One of the good guys hangs 'em up; good call for all
We’d all be standing around the middle of the Raptors locker room after games a bit awkwardly, maybe 10, 20, sometimes 25 beat grunts and camera operators and drop-ins, waiting patiently for whichever Raptor got dressed first so we could get some passable quotes to use in whatever story we were working on.
Chris Bosh was always the last – he had to get the earrings in and the tie knotted just so because you can’t do TV while looking slovenly – and the seconds would turn into minutes and the deadlines would be rapidly approaching.
And then, without fail, TJ Ford would be done, he’d approach the middle of the room where everyone was gathered and he’d catch someone by eye, stop for a second and say:
“Anyone need anything from me.”
It didn’t matter if he’d played well or poorly or at all, he’d stand there and answer questions honestly and with candor until the last questioner was gone; didn’t matter if they fled to talk to someone else or what, he’d wait and do whatever he had to do.
It was just the kind of guy he was, and is, and of all the Raptors to come down the pike in all the years, the tiny point guard was among the most honest, self-critical and forthcoming of them all.
News yesterday that Ford is going to have to retire from the game he loves so much because of neck/spine/back fears hit like a bolt of lightning, out of nowhere but not entirely unexpected because of the clouds that had been gathering for a while.
I wasn’t there the night he collided with Mark Madsen of Minnesota Timberwolves to cause the first injury that brought his genetic spine flaw to the forefront. TJ was playing in Milwaukee at the time and was as fearless as anyone in the game and the fact he and Madsen developed a friendship afterwards speaks volumes, I think, to TJ’s credit.
I wasn’t there the night in Atlanta when Al Horford smacked him and he fell so hard, so many of us at home holding our breath hoping he’d be okay.
But it was always like that with TJ. He’d go in there, looking to get hit and he didn’t care. He knew about his neck and his spine and his future and he’d do what he had to do. And we’d cringe. Always. If there was one trademark to the style of Ford’s play, the only way to describe it was “fearless.”
He was slight – maybe the tiniest Raptor ever – and he didn’t care. We’d hold our breath – as would his teammates and coaches – every time he’d attack the basket, knowing that the next hit could be his last. Never deterred him, though. He’d get in the paint among the giants of the game and take his hits as they were dished out. Somewhere in the back of his mind he knew the next collision could be his last but he didn’t care. It’s the way he was.
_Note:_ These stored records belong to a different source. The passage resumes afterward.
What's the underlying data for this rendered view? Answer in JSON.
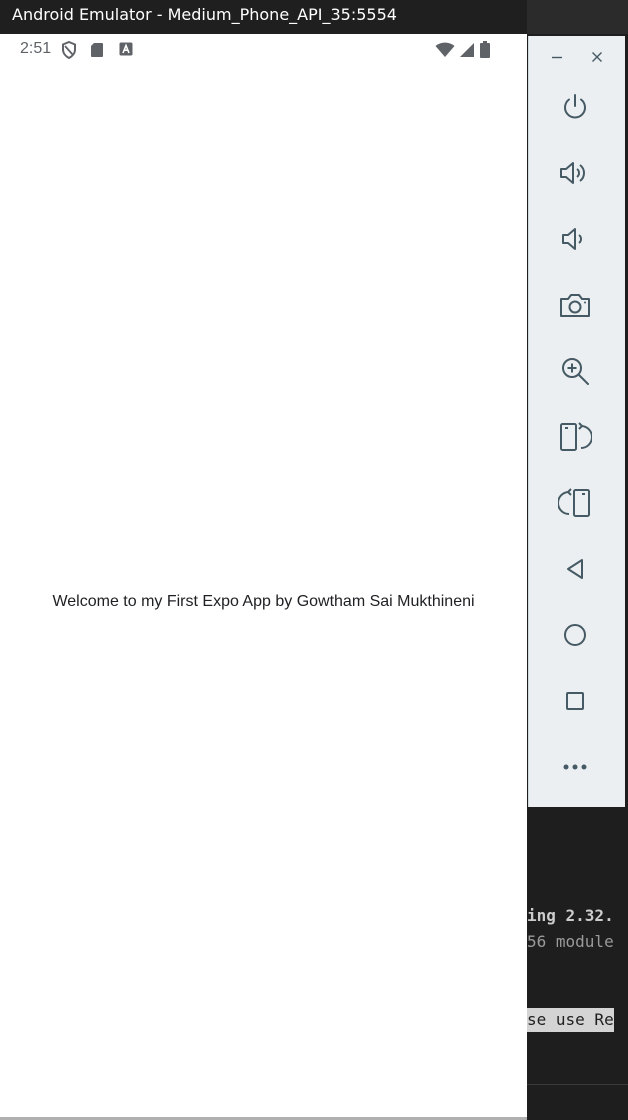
{
  "window": {
    "title": "Android Emulator - Medium_Phone_API_35:5554"
  },
  "status_bar": {
    "time": "2:51",
    "left_icons": [
      "shield-icon",
      "sd-card-icon",
      "a-badge-icon"
    ],
    "right_icons": [
      "wifi-icon",
      "signal-icon",
      "battery-icon"
    ]
  },
  "app": {
    "welcome_text": "Welcome to my First Expo App by Gowtham Sai Mukthineni"
  },
  "toolbar": {
    "window_controls": [
      "minimize-icon",
      "close-icon"
    ],
    "buttons": [
      {
        "name": "power-button",
        "icon": "power-icon"
      },
      {
        "name": "volume-up-button",
        "icon": "volume-up-icon"
      },
      {
        "name": "volume-down-button",
        "icon": "volume-down-icon"
      },
      {
        "name": "screenshot-button",
        "icon": "camera-icon"
      },
      {
        "name": "zoom-button",
        "icon": "zoom-in-icon"
      },
      {
        "name": "rotate-right-button",
        "icon": "rotate-right-icon"
      },
      {
        "name": "rotate-left-button",
        "icon": "rotate-left-icon"
      },
      {
        "name": "back-button",
        "icon": "back-triangle-icon"
      },
      {
        "name": "home-button",
        "icon": "home-circle-icon"
      },
      {
        "name": "overview-button",
        "icon": "overview-square-icon"
      },
      {
        "name": "more-button",
        "icon": "more-dots-icon"
      }
    ]
  },
  "terminal": {
    "line1": "ing 2.32.",
    "line2": "56 module",
    "line3": "se use Re"
  },
  "colors": {
    "title_bar_bg": "#1f1f1f",
    "toolbar_bg": "#eceff1",
    "toolbar_icon": "#455a64",
    "status_icon": "#5f6368",
    "terminal_bg": "#1e1e1e"
  }
}
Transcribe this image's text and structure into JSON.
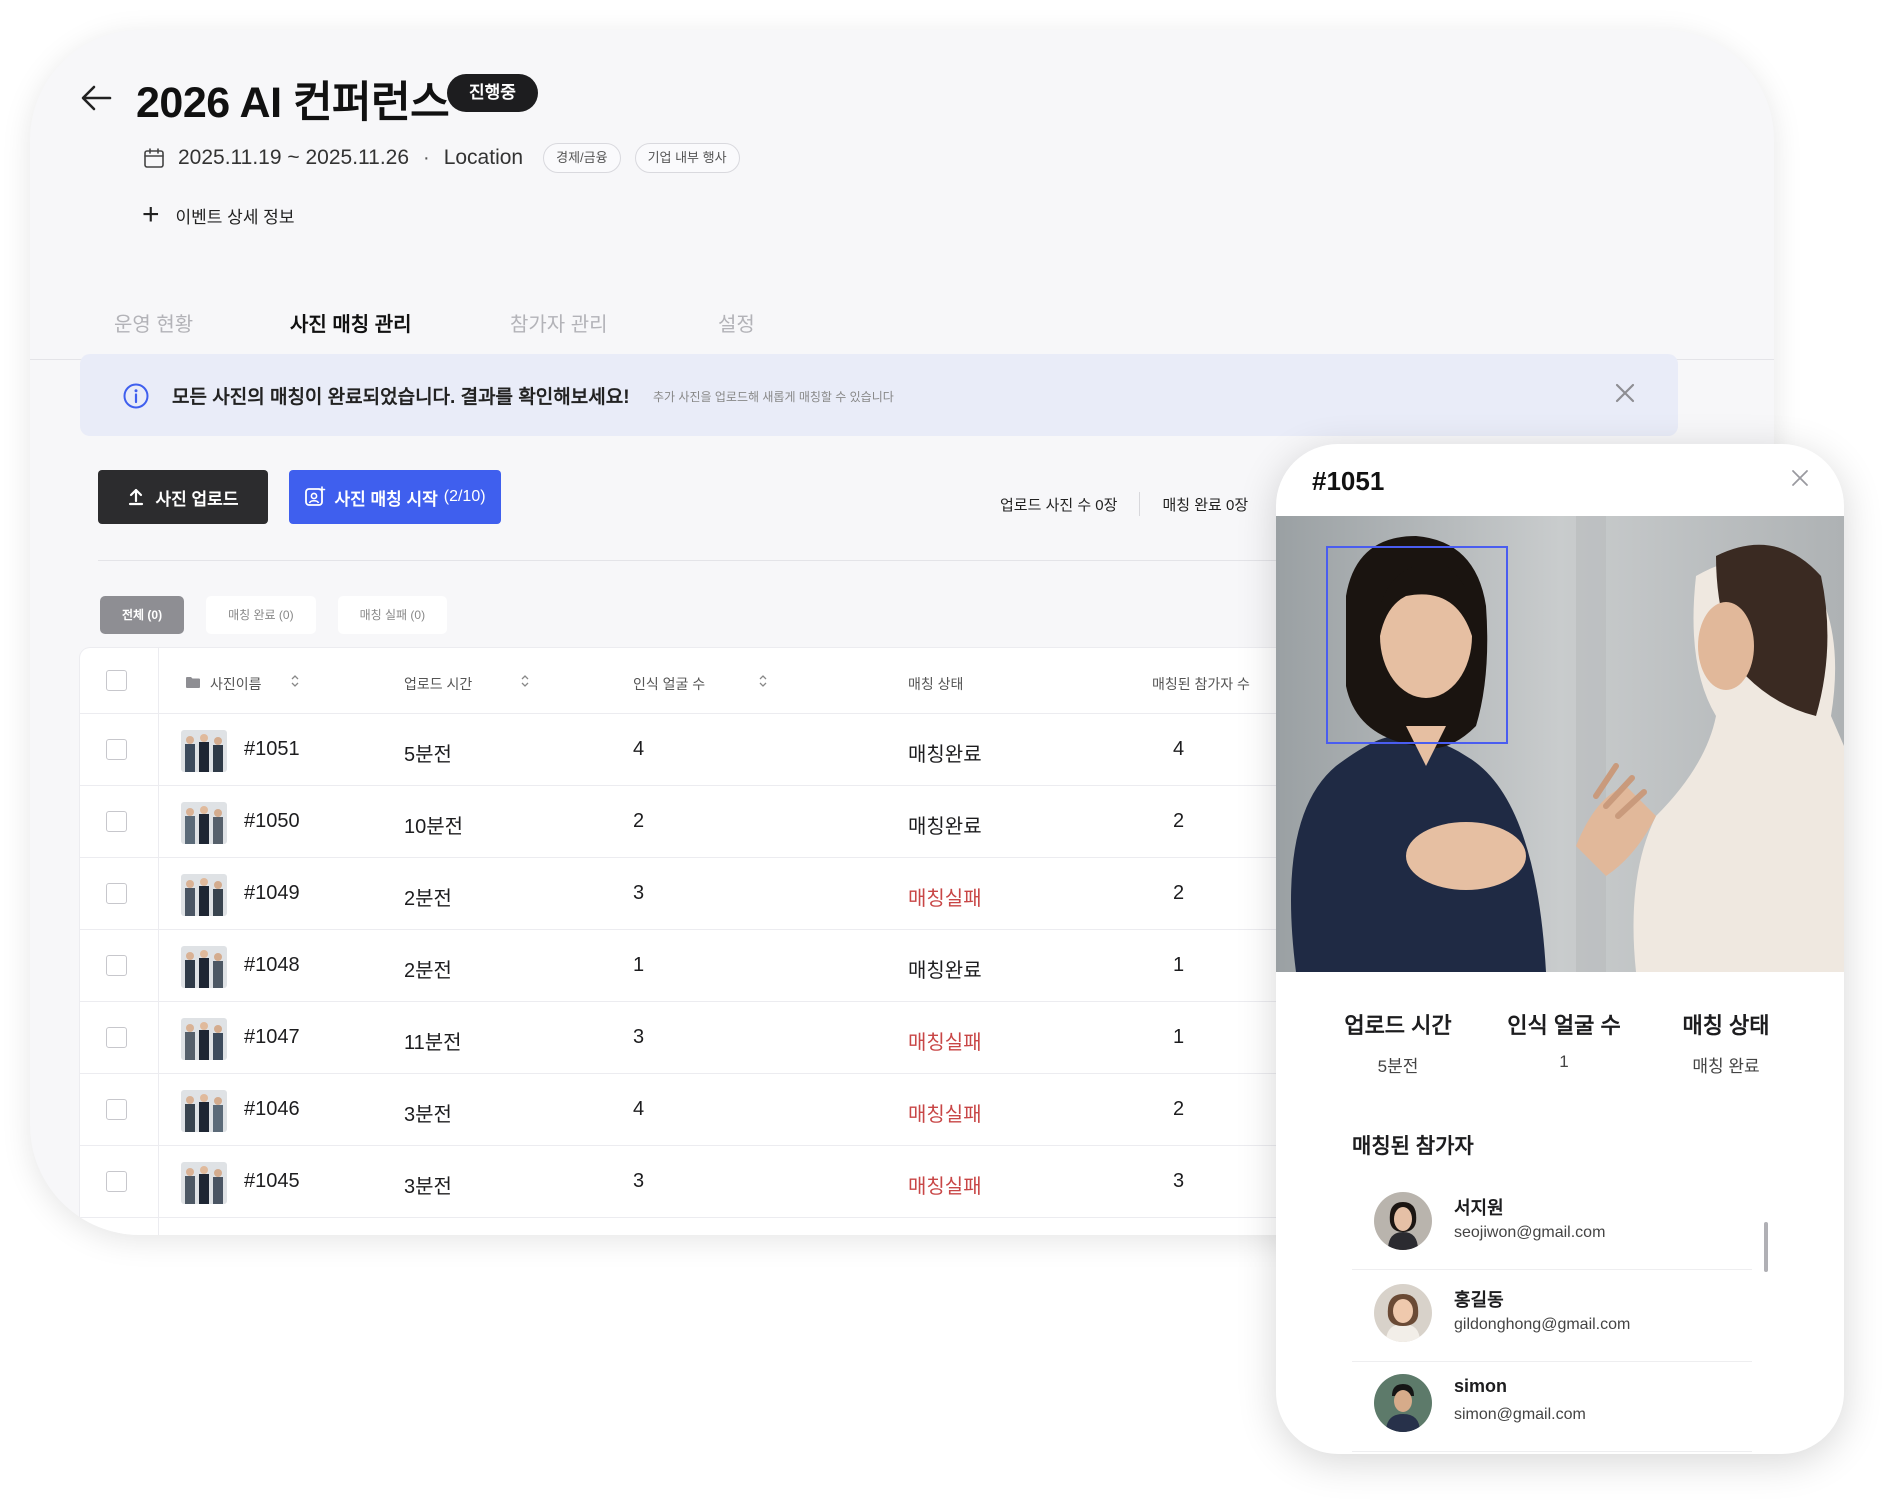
{
  "event": {
    "title": "2026 AI 컨퍼런스",
    "status": "진행중",
    "date_range": "2025.11.19 ~ 2025.11.26",
    "separator": "·",
    "location": "Location",
    "tags": [
      "경제/금융",
      "기업 내부 행사"
    ],
    "detail_link": "이벤트 상세 정보"
  },
  "tabs": [
    {
      "label": "운영 현황",
      "active": false
    },
    {
      "label": "사진 매칭 관리",
      "active": true
    },
    {
      "label": "참가자 관리",
      "active": false
    },
    {
      "label": "설정",
      "active": false
    }
  ],
  "banner": {
    "message": "모든 사진의 매칭이 완료되었습니다. 결과를 확인해보세요!",
    "sub": "추가 사진을 업로드해 새롭게 매칭할 수 있습니다"
  },
  "actions": {
    "upload_label": "사진 업로드",
    "match_label": "사진 매칭 시작",
    "match_count": "(2/10)"
  },
  "stats": {
    "uploaded": "업로드 사진 수 0장",
    "matched": "매칭 완료 0장"
  },
  "filters": [
    {
      "label": "전체 (0)",
      "active": true
    },
    {
      "label": "매칭 완료 (0)",
      "active": false
    },
    {
      "label": "매칭 실패 (0)",
      "active": false
    }
  ],
  "table": {
    "columns": [
      "사진이름",
      "업로드 시간",
      "인식 얼굴 수",
      "매칭 상태",
      "매칭된 참가자 수"
    ],
    "rows": [
      {
        "name": "#1051",
        "time": "5분전",
        "faces": "4",
        "status": "매칭완료",
        "fail": false,
        "matched": "4"
      },
      {
        "name": "#1050",
        "time": "10분전",
        "faces": "2",
        "status": "매칭완료",
        "fail": false,
        "matched": "2"
      },
      {
        "name": "#1049",
        "time": "2분전",
        "faces": "3",
        "status": "매칭실패",
        "fail": true,
        "matched": "2"
      },
      {
        "name": "#1048",
        "time": "2분전",
        "faces": "1",
        "status": "매칭완료",
        "fail": false,
        "matched": "1"
      },
      {
        "name": "#1047",
        "time": "11분전",
        "faces": "3",
        "status": "매칭실패",
        "fail": true,
        "matched": "1"
      },
      {
        "name": "#1046",
        "time": "3분전",
        "faces": "4",
        "status": "매칭실패",
        "fail": true,
        "matched": "2"
      },
      {
        "name": "#1045",
        "time": "3분전",
        "faces": "3",
        "status": "매칭실패",
        "fail": true,
        "matched": "3"
      }
    ]
  },
  "panel": {
    "title": "#1051",
    "meta": [
      {
        "label": "업로드 시간",
        "value": "5분전"
      },
      {
        "label": "인식 얼굴 수",
        "value": "1"
      },
      {
        "label": "매칭 상태",
        "value": "매칭 완료"
      }
    ],
    "section_title": "매칭된 참가자",
    "participants": [
      {
        "name": "서지원",
        "email": "seojiwon@gmail.com"
      },
      {
        "name": "홍길동",
        "email": "gildonghong@gmail.com"
      },
      {
        "name": "simon",
        "email": "simon@gmail.com"
      }
    ]
  },
  "colors": {
    "primary": "#3f5fee",
    "dark": "#2c2c2e",
    "fail": "#c84646",
    "banner_bg": "#e9ecf8"
  },
  "icons": [
    "arrow-left-icon",
    "calendar-icon",
    "plus-icon",
    "info-icon",
    "close-icon",
    "upload-icon",
    "face-scan-icon",
    "folder-icon",
    "sort-icon"
  ]
}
It’s probably good that TJ hung ‘em up when he did, the last hit, from New York’s Baron Davis a week or so ago, got him a “stinger” and the realization that he was tempting fate pretty much every time he stepped on the court.
I can only imagine his sadness, deep in his heart, that it’s over; that all his speed and agility and uncanny knack for getting to the basket among far bigger men is not something he will get to do again.
Now, there can be no question, in his time in Toronto at least, that TJ had some issues. He didn’t handle the competition with Jose Calderon all that well – although I will tell you without question that the two remain friends today – and TJ had a tendency to sulk when things didn’t go his way. But he was a relative kid and in the grand scheme of things, I guess hindsight should give him a pass. He was TJ, and the stubbornness wasn’t necessarily a bad thing.
Oh, and one more thing:
On so many of those nights when he’d make sure he was available and accountable and would stand there and take whatever we had to dish out, there’d be a really cute little fellow over by the locker.
That’d be TJ Junior.
And that’s the guy TJ Senior needs to worry about now.
The decision he made today is the best for both of them.